The laws involved where we defend our borders from invasion. The part of the Constitution that defines citizenship (though it made sense at the time, the one thing that's GOT to change is the section that permits so-called "birthright" citizenship). The laws that define the process one must complete before citizenship is granted (though I'd add one more, and that's competency in the English language). And a restoration of those laws that formerly required immigrants to either be able to support themselves or have an American sponsor who would, and NOT be eligible welfare and the like. You know, the common sense ones? The ones that preserve sovereignty and add security? Yes, those.

The Big Dog's back

Be specific about the Constitution. Paragraph, line, section.


Love how you and Deertracker have adopted the words "enough said". I guess that gives you two the last word. What a pair.

The Big Dog's back

What would you like to add?

Steve P

clustfan, they are illegal, enough said.. If you want true immigration reform, increase the numbers for people who follow the LEGAL process. Who has blocked the most legislation on numerous issues, dirty Harry Reid, to protect dems facing the voters this year in the senate.


My mother was a legal immigrant from Europe. I remember her struggling to learn the English language by going to night classes and trying to read the local newspaper. After years, her turn to become a citizen came. As a little boy, I was at the ceremony. She kept the little flag they gave her on her dresser for many years.


THAT'S how it used to work. .... before Ted Kennedy's "Family Reunification Act of 1965" became law.

America is going broke paying for "anchor babies", most of which will never work or pay taxes.

The Hero Zone's picture
The Hero Zone

Ah you are talking about chain migration?


The Big Dog's back

No, he's talking about the Immigration and Nationality Act of 1965. He also hates the Civil rights Act.

Steve P

Civil Rights Act, only passed when Congressional Republican Leadership broke a democrapper filibuster, The Immigration Law of 1965 had wide bi-partisan support.

The Big Dog's back

So what?

2cents's picture

I have friends that came here within the last thirty years, they followed all the rules, filled out all the papers before ever leaving their location, they did their five years residence and all have jobs, some own their own companies.
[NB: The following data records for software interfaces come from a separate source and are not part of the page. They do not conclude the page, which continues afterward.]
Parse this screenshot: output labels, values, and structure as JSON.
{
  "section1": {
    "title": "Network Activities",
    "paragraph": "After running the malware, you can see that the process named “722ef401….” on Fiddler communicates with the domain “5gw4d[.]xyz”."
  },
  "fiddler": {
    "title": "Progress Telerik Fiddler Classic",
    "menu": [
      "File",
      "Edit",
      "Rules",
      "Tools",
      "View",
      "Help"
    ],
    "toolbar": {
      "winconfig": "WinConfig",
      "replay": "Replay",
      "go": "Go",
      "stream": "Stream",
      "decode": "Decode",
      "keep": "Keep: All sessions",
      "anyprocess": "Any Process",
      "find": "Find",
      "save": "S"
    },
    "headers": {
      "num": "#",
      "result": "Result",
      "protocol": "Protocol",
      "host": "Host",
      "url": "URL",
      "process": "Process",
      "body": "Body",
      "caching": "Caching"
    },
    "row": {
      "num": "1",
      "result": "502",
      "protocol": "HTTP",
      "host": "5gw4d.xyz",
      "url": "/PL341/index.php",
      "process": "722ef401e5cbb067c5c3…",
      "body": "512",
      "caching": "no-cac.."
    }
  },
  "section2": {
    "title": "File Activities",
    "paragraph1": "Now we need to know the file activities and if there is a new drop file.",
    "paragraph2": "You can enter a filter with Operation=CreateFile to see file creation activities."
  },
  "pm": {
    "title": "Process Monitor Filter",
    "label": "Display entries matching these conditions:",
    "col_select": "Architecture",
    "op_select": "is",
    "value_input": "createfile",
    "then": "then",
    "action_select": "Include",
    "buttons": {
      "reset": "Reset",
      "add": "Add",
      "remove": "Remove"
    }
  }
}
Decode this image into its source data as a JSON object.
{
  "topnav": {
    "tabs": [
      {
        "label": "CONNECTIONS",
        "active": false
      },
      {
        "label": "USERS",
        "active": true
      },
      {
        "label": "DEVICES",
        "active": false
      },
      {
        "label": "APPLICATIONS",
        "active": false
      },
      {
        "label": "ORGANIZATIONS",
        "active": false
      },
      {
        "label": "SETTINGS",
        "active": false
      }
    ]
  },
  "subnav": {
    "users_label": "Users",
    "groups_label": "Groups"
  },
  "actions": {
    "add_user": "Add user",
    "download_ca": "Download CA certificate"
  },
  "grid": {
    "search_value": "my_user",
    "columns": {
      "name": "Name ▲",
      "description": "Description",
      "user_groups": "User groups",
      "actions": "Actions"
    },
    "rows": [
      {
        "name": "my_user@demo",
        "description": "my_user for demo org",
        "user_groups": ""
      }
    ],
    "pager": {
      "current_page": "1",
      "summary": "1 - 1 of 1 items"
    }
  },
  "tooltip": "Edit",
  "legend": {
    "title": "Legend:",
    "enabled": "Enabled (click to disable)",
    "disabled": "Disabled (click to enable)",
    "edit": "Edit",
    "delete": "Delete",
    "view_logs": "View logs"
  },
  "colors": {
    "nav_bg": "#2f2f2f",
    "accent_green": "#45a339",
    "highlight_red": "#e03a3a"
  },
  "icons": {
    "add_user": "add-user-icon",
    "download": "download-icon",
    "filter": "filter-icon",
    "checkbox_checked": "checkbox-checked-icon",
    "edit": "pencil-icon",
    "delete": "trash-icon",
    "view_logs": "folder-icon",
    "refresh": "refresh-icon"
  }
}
There is a big difference between immigrants who come here following the rules and those who climb over fences, have on identification, are subject to enslavement and become a burden on US taxpayers. I say send the illegals back and they too can wait in line, fill out all the paperwork and be here legally just like most of your ancestors did.
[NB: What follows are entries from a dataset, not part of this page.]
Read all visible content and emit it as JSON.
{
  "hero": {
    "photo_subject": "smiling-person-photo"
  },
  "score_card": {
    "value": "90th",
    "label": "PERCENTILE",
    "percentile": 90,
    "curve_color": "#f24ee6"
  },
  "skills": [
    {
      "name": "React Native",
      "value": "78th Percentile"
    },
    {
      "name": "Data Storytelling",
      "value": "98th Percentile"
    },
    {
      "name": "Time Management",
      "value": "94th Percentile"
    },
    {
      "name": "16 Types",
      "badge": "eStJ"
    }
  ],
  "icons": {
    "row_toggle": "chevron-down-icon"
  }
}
Dr. Information

We have laws already. Why not enact them. Why throw more laws that will not be enforced like the current ones?

This is nothing more than Obama wanting a free pass for everyone.

Mr. D

Kind of like gun laws; they are in place and on the books, but are not enforced. Yet Obama wants more gun laws. Immigration laws, like gun laws are there, they just need to be enforced!!!